>>>>>

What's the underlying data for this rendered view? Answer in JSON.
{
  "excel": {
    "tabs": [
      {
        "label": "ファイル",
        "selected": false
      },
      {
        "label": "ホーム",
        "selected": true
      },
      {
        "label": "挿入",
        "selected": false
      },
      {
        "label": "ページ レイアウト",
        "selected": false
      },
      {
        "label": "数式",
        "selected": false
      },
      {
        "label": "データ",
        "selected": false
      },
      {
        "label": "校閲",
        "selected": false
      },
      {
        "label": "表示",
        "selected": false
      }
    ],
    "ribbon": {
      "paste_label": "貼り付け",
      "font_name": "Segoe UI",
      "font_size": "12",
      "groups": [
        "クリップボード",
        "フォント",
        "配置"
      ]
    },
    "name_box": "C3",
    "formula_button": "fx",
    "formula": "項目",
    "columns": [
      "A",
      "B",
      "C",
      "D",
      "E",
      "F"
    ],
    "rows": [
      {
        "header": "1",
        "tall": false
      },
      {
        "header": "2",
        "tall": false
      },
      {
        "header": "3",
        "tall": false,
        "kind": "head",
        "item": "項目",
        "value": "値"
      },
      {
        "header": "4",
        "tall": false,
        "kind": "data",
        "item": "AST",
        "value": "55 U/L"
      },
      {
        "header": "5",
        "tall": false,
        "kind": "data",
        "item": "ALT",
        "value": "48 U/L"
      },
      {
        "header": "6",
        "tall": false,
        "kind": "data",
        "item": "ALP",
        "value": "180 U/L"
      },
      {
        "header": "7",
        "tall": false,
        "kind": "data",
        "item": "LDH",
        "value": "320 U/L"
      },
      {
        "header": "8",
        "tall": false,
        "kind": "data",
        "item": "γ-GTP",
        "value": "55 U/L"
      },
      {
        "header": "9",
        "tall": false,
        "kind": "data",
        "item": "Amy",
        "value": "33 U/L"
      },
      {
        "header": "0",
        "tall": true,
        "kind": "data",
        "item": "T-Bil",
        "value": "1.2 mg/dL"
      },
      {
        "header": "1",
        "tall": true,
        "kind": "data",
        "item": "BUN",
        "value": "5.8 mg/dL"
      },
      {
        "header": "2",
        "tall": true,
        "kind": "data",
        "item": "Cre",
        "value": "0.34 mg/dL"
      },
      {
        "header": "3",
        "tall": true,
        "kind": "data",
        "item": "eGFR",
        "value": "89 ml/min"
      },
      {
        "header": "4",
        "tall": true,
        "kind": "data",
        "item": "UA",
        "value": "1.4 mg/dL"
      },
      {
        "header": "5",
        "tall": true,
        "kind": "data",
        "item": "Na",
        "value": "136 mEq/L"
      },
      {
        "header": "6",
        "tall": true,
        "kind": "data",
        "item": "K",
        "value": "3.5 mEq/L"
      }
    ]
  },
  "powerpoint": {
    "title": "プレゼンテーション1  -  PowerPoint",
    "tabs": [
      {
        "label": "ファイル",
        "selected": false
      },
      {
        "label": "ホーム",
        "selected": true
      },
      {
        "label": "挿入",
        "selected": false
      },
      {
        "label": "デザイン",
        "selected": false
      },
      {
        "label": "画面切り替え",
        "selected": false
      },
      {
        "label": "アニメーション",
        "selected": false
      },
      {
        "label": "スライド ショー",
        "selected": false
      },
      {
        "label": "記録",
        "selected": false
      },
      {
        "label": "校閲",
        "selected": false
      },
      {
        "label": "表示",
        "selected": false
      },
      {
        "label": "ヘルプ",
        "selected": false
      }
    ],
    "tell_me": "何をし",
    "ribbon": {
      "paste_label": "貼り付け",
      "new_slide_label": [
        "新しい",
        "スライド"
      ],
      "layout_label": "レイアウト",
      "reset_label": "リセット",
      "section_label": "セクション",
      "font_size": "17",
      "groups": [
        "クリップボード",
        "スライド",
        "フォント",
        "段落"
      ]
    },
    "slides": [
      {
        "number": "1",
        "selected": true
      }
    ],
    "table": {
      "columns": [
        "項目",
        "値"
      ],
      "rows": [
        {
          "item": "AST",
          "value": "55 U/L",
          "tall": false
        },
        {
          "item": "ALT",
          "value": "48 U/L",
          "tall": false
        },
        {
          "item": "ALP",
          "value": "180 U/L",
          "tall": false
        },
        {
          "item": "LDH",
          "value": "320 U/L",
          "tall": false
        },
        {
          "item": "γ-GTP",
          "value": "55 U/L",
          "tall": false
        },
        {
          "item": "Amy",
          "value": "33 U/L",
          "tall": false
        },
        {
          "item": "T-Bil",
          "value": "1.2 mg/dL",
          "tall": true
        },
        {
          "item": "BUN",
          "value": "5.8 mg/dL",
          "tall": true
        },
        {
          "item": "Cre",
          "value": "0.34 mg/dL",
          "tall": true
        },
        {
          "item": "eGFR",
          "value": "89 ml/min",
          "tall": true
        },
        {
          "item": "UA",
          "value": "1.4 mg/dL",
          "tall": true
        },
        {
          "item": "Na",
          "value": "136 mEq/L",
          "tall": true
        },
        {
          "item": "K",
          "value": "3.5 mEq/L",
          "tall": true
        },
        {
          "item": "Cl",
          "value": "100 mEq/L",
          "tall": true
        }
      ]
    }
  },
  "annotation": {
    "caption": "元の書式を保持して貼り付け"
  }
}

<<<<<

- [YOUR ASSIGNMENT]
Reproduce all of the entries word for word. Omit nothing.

- [OUTPUT OF THE TASK]
What's the underlying data for this rendered view? Answer in JSON.
{
  "excel": {
    "tabs": [
      {
        "label": "ファイル",
        "selected": false
      },
      {
        "label": "ホーム",
        "selected": true
      },
      {
        "label": "挿入",
        "selected": false
      },
      {
        "label": "ページ レイアウト",
        "selected": false
      },
      {
        "label": "数式",
        "selected": false
      },
      {
        "label": "データ",
        "selected": false
      },
      {
        "label": "校閲",
        "selected": false
      },
      {
        "label": "表示",
        "selected": false
      }
    ],
    "ribbon": {
      "paste_label": "貼り付け",
      "font_name": "Segoe UI",
      "font_size": "12",
      "groups": [
        "クリップボード",
        "フォント",
        "配置"
      ]
    },
    "name_box": "C3",
    "formula_button": "fx",
    "formula": "項目",
    "columns": [
      "A",
      "B",
      "C",
      "D",
      "E",
      "F"
    ],
    "rows": [
      {
        "header": "1",
        "tall": false
      },
      {
        "header": "2",
        "tall": false
      },
      {
        "header": "3",
        "tall": false,
        "kind": "head",
        "item": "項目",
        "value": "値"
      },
      {
        "header": "4",
        "tall": false,
        "kind": "data",
        "item": "AST",
        "value": "55 U/L"
      },
      {
        "header": "5",
        "tall": false,
        "kind": "data",
        "item": "ALT",
        "value": "48 U/L"
      },
      {
        "header": "6",
        "tall": false,
        "kind": "data",
        "item": "ALP",
        "value": "180 U/L"
      },
      {
        "header": "7",
        "tall": false,
        "kind": "data",
        "item": "LDH",
        "value": "320 U/L"
      },
      {
        "header": "8",
        "tall": false,
        "kind": "data",
        "item": "γ-GTP",
        "value": "55 U/L"
      },
      {
        "header": "9",
        "tall": false,
        "kind": "data",
        "item": "Amy",
        "value": "33 U/L"
      },
      {
        "header": "0",
        "tall": true,
        "kind": "data",
        "item": "T-Bil",
        "value": "1.2 mg/dL"
      },
      {
        "header": "1",
        "tall": true,
        "kind": "data",
        "item": "BUN",
        "value": "5.8 mg/dL"
      },
      {
        "header": "2",
        "tall": true,
        "kind": "data",
        "item": "Cre",
        "value": "0.34 mg/dL"
      },
      {
        "header": "3",
        "tall": true,
        "kind": "data",
        "item": "eGFR",
        "value": "89 ml/min"
      },
      {
        "header": "4",
        "tall": true,
        "kind": "data",
        "item": "UA",
        "value": "1.4 mg/dL"
      },
      {
        "header": "5",
        "tall": true,
        "kind": "data",
        "item": "Na",
        "value": "136 mEq/L"
      },
      {
        "header": "6",
        "tall": true,
        "kind": "data",
        "item": "K",
        "value": "3.5 mEq/L"
      }
    ]
  },
  "powerpoint": {
    "title": "プレゼンテーション1  -  PowerPoint",
    "tabs": [
      {
        "label": "ファイル",
        "selected": false
      },
      {
        "label": "ホーム",
        "selected": true
      },
      {
        "label": "挿入",
        "selected": false
      },
      {
        "label": "デザイン",
        "selected": false
      },
      {
        "label": "画面切り替え",
        "selected": false
      },
      {
        "label": "アニメーション",
        "selected": false
      },
      {
        "label": "スライド ショー",
        "selected": false
      },
      {
        "label": "記録",
        "selected": false
      },
      {
        "label": "校閲",
        "selected": false
      },
      {
        "label": "表示",
        "selected": false
      },
      {
        "label": "ヘルプ",
        "selected": false
      }
    ],
    "tell_me": "何をし",
    "ribbon": {
      "paste_label": "貼り付け",
      "new_slide_label": [
        "新しい",
        "スライド"
      ],
      "layout_label": "レイアウト",
      "reset_label": "リセット",
      "section_label": "セクション",
      "font_size": "17",
      "groups": [
        "クリップボード",
        "スライド",
        "フォント",
        "段落"
      ]
    },
    "slides": [
      {
        "number": "1",
        "selected": true
      }
    ],
    "table": {
      "columns": [
        "項目",
        "値"
      ],
      "rows": [
        {
          "item": "AST",
          "value": "55 U/L",
          "tall": false
        },
        {
          "item": "ALT",
          "value": "48 U/L",
          "tall": false
        },
        {
          "item": "ALP",
          "value": "180 U/L",
          "tall": false
        },
        {
          "item": "LDH",
          "value": "320 U/L",
          "tall": false
        },
        {
          "item": "γ-GTP",
          "value": "55 U/L",
          "tall": false
        },
        {
          "item": "Amy",
          "value": "33 U/L",
          "tall": false
        },
        {
          "item": "T-Bil",
          "value": "1.2 mg/dL",
          "tall": true
        },
        {
          "item": "BUN",
          "value": "5.8 mg/dL",
          "tall": true
        },
        {
          "item": "Cre",
          "value": "0.34 mg/dL",
          "tall": true
        },
        {
          "item": "eGFR",
          "value": "89 ml/min",
          "tall": true
        },
        {
          "item": "UA",
          "value": "1.4 mg/dL",
          "tall": true
        },
        {
          "item": "Na",
          "value": "136 mEq/L",
          "tall": true
        },
        {
          "item": "K",
          "value": "3.5 mEq/L",
          "tall": true
        },
        {
          "item": "Cl",
          "value": "100 mEq/L",
          "tall": true
        }
      ]
    }
  },
  "annotation": {
    "caption": "元の書式を保持して貼り付け"
  }
}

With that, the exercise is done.